richardcropper Nov 6th, 2018

The uncertainties created by the 2017 change in the discount rate and the impact that has had on accommodation claims, compounded by legislative change in England, Wales, Scotland, Ireland and the Channel Islands, has created an unprecedented need for expert financial advice in personal injury claims.

As leaders in these areas, this has meant that the number of instructions currently being received by PFP for pre-settlement advice has materially increased.

This also comes at a time of political and economic uncertainty, making our post-settlement clients more nervous and in need of advice and reassurance.

Our looking after these clients is our priority.

We are, first and foremost, financial advisers to injured and vulnerable clients who deserve to be looked after to the very best of our ability. Our work as expert witnesses must come second to their needs.

As a result, we are having to face up to the need to limit our acceptance of pre-settlement instructions.

For some businesses, pricing is the weapon of choice when it comes to rationing scarce resources. For all of us, time is scarce, but it is obviously a key input for us when we are engaged in expert witness work. Equally, there are only so many hours available and each piece has to have enough time spent on it to do it justice.

So, we could ration by sharply raising our hourly rates, which would mean ditching Legal Aid work and only assisting the few willing to pay the new price. That does not sit well with us, but we need to do something.

After much thought, we have decided to make a start by only accepting new instructions from law firms that do not have ‘in-house’ financial services for their personal injury clients. Such firms now dominate the provision of legal services in the UK and already have the resources to provide a rounded service to their clients. We must assume they have safeguards in place to deal with any independence or conflicts of interest issues that might arise (as we understand that in-house advisers already provide advice in many cases).

Taking this step has not been easy.

We consider ourselves very fortunate to enjoy long-established and highly respectful relationships with such firms.

Additionally, we are acutely aware that our decision has consequences for Counsel too, if they would prefer to use our expert services in a case and we have to say ‘no’.

However, from our perspective, it limits the leakage of intellectual property to our direct competitors and us being used to transfer liability where it is considered too risky to keep it in-house. This has, we fear, been the case more recently, particularly in respect of advising upon the security of periodical payments.

We hope our decision is respected and understood.

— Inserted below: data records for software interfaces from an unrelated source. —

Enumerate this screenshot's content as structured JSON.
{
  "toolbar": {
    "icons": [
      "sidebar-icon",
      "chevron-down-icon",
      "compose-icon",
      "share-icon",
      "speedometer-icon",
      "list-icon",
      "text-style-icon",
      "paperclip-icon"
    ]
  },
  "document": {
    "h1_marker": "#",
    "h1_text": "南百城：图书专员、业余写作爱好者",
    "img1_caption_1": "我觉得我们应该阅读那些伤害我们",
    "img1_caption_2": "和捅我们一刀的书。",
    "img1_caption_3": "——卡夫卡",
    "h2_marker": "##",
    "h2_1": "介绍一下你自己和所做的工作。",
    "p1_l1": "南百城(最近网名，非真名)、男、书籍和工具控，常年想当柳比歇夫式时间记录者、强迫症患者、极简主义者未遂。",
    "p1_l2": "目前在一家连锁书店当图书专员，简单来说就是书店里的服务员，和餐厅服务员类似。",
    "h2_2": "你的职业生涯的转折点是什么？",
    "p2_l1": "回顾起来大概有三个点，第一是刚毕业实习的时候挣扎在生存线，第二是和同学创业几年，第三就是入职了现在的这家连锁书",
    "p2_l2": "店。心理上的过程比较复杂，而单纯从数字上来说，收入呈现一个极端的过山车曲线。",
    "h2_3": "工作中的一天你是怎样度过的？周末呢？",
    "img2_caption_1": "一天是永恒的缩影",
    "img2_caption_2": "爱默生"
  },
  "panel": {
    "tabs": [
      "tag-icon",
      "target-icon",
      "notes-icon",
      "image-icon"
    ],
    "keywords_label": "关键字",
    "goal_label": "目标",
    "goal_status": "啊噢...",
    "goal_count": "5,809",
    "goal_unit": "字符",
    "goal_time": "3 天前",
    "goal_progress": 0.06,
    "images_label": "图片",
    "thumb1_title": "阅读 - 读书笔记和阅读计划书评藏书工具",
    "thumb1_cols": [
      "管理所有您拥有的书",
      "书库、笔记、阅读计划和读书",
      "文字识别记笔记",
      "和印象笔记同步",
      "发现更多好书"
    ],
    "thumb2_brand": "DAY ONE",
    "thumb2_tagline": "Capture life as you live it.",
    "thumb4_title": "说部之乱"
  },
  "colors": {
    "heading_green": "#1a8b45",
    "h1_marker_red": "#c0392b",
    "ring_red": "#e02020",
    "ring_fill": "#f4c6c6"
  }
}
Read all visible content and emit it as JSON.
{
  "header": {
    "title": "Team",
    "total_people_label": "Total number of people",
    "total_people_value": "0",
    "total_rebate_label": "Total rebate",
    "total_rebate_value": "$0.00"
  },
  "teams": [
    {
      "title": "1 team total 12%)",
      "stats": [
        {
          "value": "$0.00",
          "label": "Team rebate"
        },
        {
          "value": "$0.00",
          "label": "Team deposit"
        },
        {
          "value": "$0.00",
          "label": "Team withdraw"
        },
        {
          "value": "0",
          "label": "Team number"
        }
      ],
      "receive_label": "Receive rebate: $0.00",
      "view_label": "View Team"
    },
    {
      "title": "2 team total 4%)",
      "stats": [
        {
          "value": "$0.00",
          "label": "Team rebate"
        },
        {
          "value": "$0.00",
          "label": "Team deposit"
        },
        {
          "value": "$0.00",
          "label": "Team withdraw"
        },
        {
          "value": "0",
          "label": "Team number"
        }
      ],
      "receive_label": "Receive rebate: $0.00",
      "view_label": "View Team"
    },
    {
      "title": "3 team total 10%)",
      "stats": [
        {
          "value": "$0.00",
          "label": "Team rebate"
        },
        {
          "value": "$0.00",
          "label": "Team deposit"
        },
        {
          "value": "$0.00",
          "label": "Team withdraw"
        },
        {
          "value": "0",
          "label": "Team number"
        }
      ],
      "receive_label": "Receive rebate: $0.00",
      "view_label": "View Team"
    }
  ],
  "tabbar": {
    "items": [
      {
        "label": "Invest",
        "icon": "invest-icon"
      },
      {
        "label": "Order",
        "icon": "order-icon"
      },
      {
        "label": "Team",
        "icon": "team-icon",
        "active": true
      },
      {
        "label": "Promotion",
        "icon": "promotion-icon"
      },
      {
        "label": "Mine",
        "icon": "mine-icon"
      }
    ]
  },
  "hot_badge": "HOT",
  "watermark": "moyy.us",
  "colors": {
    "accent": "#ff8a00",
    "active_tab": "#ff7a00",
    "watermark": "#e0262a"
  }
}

To quote one of the great journalists of the first half of the 20th Century, Herbert Bayard Swope,

“He [Swope] enunciated no rules for success, but offered a sure formula for failure: Just try to please everyone.”